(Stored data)
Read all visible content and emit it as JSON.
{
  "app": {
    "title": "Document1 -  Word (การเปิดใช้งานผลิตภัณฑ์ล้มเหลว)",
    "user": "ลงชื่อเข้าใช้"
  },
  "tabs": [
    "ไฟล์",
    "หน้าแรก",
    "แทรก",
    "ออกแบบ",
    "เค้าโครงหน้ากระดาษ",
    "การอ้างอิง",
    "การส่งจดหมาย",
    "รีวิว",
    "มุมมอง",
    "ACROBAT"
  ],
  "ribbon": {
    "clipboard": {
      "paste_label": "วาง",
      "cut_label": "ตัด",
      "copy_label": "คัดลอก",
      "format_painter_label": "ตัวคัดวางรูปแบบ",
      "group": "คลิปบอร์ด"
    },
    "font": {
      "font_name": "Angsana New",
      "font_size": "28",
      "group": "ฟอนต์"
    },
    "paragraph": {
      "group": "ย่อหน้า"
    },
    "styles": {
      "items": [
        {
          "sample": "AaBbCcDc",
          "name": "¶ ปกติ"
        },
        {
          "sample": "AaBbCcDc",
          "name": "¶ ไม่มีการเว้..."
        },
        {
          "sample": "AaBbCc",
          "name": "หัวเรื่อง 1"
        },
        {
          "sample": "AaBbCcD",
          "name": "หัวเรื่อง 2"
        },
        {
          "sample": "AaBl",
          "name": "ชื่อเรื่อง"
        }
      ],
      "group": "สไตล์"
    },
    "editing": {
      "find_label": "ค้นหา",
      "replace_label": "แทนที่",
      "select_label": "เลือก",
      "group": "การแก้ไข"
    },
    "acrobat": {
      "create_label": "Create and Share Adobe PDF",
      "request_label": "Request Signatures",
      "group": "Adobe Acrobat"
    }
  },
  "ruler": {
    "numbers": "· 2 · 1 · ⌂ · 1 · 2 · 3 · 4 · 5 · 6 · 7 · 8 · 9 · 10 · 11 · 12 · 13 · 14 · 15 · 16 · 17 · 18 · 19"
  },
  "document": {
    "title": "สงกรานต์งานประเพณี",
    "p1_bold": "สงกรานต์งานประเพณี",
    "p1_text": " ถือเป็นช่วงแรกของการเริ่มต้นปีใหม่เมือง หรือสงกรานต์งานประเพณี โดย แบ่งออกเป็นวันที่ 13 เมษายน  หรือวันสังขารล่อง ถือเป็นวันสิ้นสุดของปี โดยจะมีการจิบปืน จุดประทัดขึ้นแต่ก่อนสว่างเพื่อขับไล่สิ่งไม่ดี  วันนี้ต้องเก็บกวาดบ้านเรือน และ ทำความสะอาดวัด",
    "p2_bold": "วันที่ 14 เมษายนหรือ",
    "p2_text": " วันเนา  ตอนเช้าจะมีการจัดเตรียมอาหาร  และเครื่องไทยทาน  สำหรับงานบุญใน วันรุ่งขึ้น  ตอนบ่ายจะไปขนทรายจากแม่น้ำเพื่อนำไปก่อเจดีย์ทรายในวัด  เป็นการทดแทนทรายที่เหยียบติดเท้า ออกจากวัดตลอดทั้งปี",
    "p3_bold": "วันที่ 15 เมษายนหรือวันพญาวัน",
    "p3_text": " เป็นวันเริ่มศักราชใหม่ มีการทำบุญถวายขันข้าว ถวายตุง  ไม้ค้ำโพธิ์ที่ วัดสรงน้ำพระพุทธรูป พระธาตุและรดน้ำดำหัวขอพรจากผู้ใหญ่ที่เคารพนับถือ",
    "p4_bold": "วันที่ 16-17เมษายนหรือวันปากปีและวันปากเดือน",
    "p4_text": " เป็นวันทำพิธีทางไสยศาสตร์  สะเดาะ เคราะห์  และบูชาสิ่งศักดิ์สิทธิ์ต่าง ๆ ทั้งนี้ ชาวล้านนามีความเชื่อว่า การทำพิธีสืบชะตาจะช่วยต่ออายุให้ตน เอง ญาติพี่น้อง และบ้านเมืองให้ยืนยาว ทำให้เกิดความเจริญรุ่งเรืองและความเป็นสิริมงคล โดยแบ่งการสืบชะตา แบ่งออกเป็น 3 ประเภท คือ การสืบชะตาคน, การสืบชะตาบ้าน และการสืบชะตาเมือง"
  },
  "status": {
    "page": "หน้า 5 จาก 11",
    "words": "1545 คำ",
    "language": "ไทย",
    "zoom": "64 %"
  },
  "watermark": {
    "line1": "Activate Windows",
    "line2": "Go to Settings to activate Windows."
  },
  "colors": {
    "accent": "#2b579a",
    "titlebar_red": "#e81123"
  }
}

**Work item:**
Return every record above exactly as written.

**Exercise answer:**
Read all visible content and emit it as JSON.
{
  "app": {
    "title": "Document1 -  Word (การเปิดใช้งานผลิตภัณฑ์ล้มเหลว)",
    "user": "ลงชื่อเข้าใช้"
  },
  "tabs": [
    "ไฟล์",
    "หน้าแรก",
    "แทรก",
    "ออกแบบ",
    "เค้าโครงหน้ากระดาษ",
    "การอ้างอิง",
    "การส่งจดหมาย",
    "รีวิว",
    "มุมมอง",
    "ACROBAT"
  ],
  "ribbon": {
    "clipboard": {
      "paste_label": "วาง",
      "cut_label": "ตัด",
      "copy_label": "คัดลอก",
      "format_painter_label": "ตัวคัดวางรูปแบบ",
      "group": "คลิปบอร์ด"
    },
    "font": {
      "font_name": "Angsana New",
      "font_size": "28",
      "group": "ฟอนต์"
    },
    "paragraph": {
      "group": "ย่อหน้า"
    },
    "styles": {
      "items": [
        {
          "sample": "AaBbCcDc",
          "name": "¶ ปกติ"
        },
        {
          "sample": "AaBbCcDc",
          "name": "¶ ไม่มีการเว้..."
        },
        {
          "sample": "AaBbCc",
          "name": "หัวเรื่อง 1"
        },
        {
          "sample": "AaBbCcD",
          "name": "หัวเรื่อง 2"
        },
        {
          "sample": "AaBl",
          "name": "ชื่อเรื่อง"
        }
      ],
      "group": "สไตล์"
    },
    "editing": {
      "find_label": "ค้นหา",
      "replace_label": "แทนที่",
      "select_label": "เลือก",
      "group": "การแก้ไข"
    },
    "acrobat": {
      "create_label": "Create and Share Adobe PDF",
      "request_label": "Request Signatures",
      "group": "Adobe Acrobat"
    }
  },
  "ruler": {
    "numbers": "· 2 · 1 · ⌂ · 1 · 2 · 3 · 4 · 5 · 6 · 7 · 8 · 9 · 10 · 11 · 12 · 13 · 14 · 15 · 16 · 17 · 18 · 19"
  },
  "document": {
    "title": "สงกรานต์งานประเพณี",
    "p1_bold": "สงกรานต์งานประเพณี",
    "p1_text": " ถือเป็นช่วงแรกของการเริ่มต้นปีใหม่เมือง หรือสงกรานต์งานประเพณี โดย แบ่งออกเป็นวันที่ 13 เมษายน  หรือวันสังขารล่อง ถือเป็นวันสิ้นสุดของปี โดยจะมีการจิบปืน จุดประทัดขึ้นแต่ก่อนสว่างเพื่อขับไล่สิ่งไม่ดี  วันนี้ต้องเก็บกวาดบ้านเรือน และ ทำความสะอาดวัด",
    "p2_bold": "วันที่ 14 เมษายนหรือ",
    "p2_text": " วันเนา  ตอนเช้าจะมีการจัดเตรียมอาหาร  และเครื่องไทยทาน  สำหรับงานบุญใน วันรุ่งขึ้น  ตอนบ่ายจะไปขนทรายจากแม่น้ำเพื่อนำไปก่อเจดีย์ทรายในวัด  เป็นการทดแทนทรายที่เหยียบติดเท้า ออกจากวัดตลอดทั้งปี",
    "p3_bold": "วันที่ 15 เมษายนหรือวันพญาวัน",
    "p3_text": " เป็นวันเริ่มศักราชใหม่ มีการทำบุญถวายขันข้าว ถวายตุง  ไม้ค้ำโพธิ์ที่ วัดสรงน้ำพระพุทธรูป พระธาตุและรดน้ำดำหัวขอพรจากผู้ใหญ่ที่เคารพนับถือ",
    "p4_bold": "วันที่ 16-17เมษายนหรือวันปากปีและวันปากเดือน",
    "p4_text": " เป็นวันทำพิธีทางไสยศาสตร์  สะเดาะ เคราะห์  และบูชาสิ่งศักดิ์สิทธิ์ต่าง ๆ ทั้งนี้ ชาวล้านนามีความเชื่อว่า การทำพิธีสืบชะตาจะช่วยต่ออายุให้ตน เอง ญาติพี่น้อง และบ้านเมืองให้ยืนยาว ทำให้เกิดความเจริญรุ่งเรืองและความเป็นสิริมงคล โดยแบ่งการสืบชะตา แบ่งออกเป็น 3 ประเภท คือ การสืบชะตาคน, การสืบชะตาบ้าน และการสืบชะตาเมือง"
  },
  "status": {
    "page": "หน้า 5 จาก 11",
    "words": "1545 คำ",
    "language": "ไทย",
    "zoom": "64 %"
  },
  "watermark": {
    "line1": "Activate Windows",
    "line2": "Go to Settings to activate Windows."
  },
  "colors": {
    "accent": "#2b579a",
    "titlebar_red": "#e81123"
  }
}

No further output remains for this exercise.